The problem is that baseball — as a sport and as an industry — needs broad mass appeal to prosper, but broad mass appeal doesn’t (necessarily) work in each individual owner’s short-term profit-maximizing interest. The sport needs kids, and kids tend to be significantly poorer than adults; the sport needs non-white fans, and ditto. Your utilization argument is a good one, but it’s still possible that you have to sell someone like Moreno on selling some non-optimally-expensive tickets in order not to cut off your long-term nose to spite your short-term face.

kevinthecomic
Guest
kevinthecomic

“most Americans” — I assume you live either on the left or right coast and only listen to the insulated libtard culture prevailing there. If you are in a lower income bracket, this is the greatest place on earth from which to work yourself out of it. stop whining about someone having more than you and get out there and do something about improving your own life.

Roger
Guest
Roger

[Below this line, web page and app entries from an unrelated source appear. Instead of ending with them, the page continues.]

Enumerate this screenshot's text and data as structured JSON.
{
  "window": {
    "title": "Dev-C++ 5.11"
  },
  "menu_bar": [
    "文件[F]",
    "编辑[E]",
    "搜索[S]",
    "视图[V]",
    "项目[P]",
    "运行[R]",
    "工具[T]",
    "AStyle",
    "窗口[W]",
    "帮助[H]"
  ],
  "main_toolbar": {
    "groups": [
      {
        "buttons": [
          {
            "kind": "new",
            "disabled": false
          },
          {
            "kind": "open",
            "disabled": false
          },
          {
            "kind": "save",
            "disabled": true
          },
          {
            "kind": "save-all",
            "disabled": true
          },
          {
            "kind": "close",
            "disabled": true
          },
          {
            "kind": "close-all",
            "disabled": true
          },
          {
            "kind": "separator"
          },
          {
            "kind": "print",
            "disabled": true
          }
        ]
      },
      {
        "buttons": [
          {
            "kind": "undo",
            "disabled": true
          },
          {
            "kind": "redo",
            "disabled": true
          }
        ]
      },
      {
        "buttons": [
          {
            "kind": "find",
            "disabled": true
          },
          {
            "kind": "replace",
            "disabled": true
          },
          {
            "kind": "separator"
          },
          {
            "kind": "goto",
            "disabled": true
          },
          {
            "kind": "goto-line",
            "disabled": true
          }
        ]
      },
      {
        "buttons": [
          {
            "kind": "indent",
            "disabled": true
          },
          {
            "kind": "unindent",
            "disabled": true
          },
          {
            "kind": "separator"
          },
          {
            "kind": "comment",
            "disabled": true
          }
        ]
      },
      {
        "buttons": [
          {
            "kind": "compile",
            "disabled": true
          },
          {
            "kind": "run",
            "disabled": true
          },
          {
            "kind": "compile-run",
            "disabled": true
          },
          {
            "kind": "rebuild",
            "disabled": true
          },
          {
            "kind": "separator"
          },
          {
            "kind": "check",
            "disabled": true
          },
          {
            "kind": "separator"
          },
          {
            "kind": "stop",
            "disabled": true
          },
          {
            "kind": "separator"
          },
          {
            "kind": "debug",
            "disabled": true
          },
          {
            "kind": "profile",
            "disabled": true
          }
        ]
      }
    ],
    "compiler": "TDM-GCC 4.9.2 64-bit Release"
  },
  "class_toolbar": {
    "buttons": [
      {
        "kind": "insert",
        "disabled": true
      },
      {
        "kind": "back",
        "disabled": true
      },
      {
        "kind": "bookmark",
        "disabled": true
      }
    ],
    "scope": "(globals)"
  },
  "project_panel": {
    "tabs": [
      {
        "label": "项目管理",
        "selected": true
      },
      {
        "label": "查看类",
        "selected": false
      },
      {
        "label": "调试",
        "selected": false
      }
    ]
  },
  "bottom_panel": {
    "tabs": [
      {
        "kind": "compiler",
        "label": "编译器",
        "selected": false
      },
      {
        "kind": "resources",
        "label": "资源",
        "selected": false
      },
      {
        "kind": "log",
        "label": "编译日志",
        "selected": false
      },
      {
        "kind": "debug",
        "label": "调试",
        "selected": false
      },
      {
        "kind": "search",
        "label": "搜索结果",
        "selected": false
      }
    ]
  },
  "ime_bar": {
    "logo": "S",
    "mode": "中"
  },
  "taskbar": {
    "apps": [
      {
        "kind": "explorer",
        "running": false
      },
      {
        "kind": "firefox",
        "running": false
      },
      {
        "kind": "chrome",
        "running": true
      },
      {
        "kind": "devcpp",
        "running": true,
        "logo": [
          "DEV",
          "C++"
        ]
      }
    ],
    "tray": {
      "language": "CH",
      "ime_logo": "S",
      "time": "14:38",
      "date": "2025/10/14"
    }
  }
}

I know it’s “kevinthecomic” and not “kevinthedemographer” (though he seems about as good at each), but since this is FanGraphs and data is supposed to matter more here than knee-jerk attachment to predecided talking points and emotional appeals, someone with a less comical worldview might be interested in seeing some data.

http://www.epi.org/publication/usa-lags-peer-countries-mobility/

In fact, income mobility is vastly inferior in the US to much of Western Europe, Canada, and Australia. The Scandinavian social democracies are in fact far better places to “work yourself out of” poverty than the U.S. is, precisely because they work so hard as societies to mitigate poverty’s effects on people.

kevinthecomic
Guest
kevinthecomic

C’mon Roger. Presenting something from epi.org as fact? Really? It’s a left-wing think tank with a clear liberal agenda. Give me a break.

Roger
Guest
Roger

Well, you definitely sound like a person worth taking seriously.

Joe D
Guest
Joe D

Okay, I’ll bite:

“A new study finds that contrary to widespread belief, it’s no harder to climb the economic ladder in the United States today than it was 20 years ago.

But the study did find that moving up that ladder is still a lot more difficult in the U.S. than in other developed countries.”
Taken from:
http://www.npr.org/2014/01/23/265356290/study-upward-mobility-no-tougher-in-u-s-than-two-decades-ago

Also:
http://www.businessinsider.com/inequality-and-mobility-in-the-united-states-2013-7

The US sucks balls when it comes to income mobility. Kevinthecomic’s claim is ridiculous.

elsicilian
Member
elsicilian

If he won’t acknowledge epi.org, then kevinthecomic is unlikely to accept npr.org and/or businessinsider.com as legitimate sources either.

Suffice to say that market segmentation is a fairly well established and relatively uncontroversial business strategy; and anyone who would reduce an honest discussion of a real-life instance of it to “class envy claptrap” is clearly promoting an unrelated ideological agenda.

Bill
Guest
Bill

Under my TeaParty Rock I correctly view decreased mobility into the middle class as a predictable outcome of mindless liberal social engineering, but that’s hardly relevant to the article.

Basically, it looks like the Angels are doing things to allow families on a budget to see games ($5 Saturdays!), but this executive seems to think they aren’t. This doesn’t make a lot of sense, but my guess is this executive is just mindlessly shooting off his mouth. I’m all for a business that wants to only target the wealthy if they think that will work for them, but then they should not expect to be given publicly financed facilities.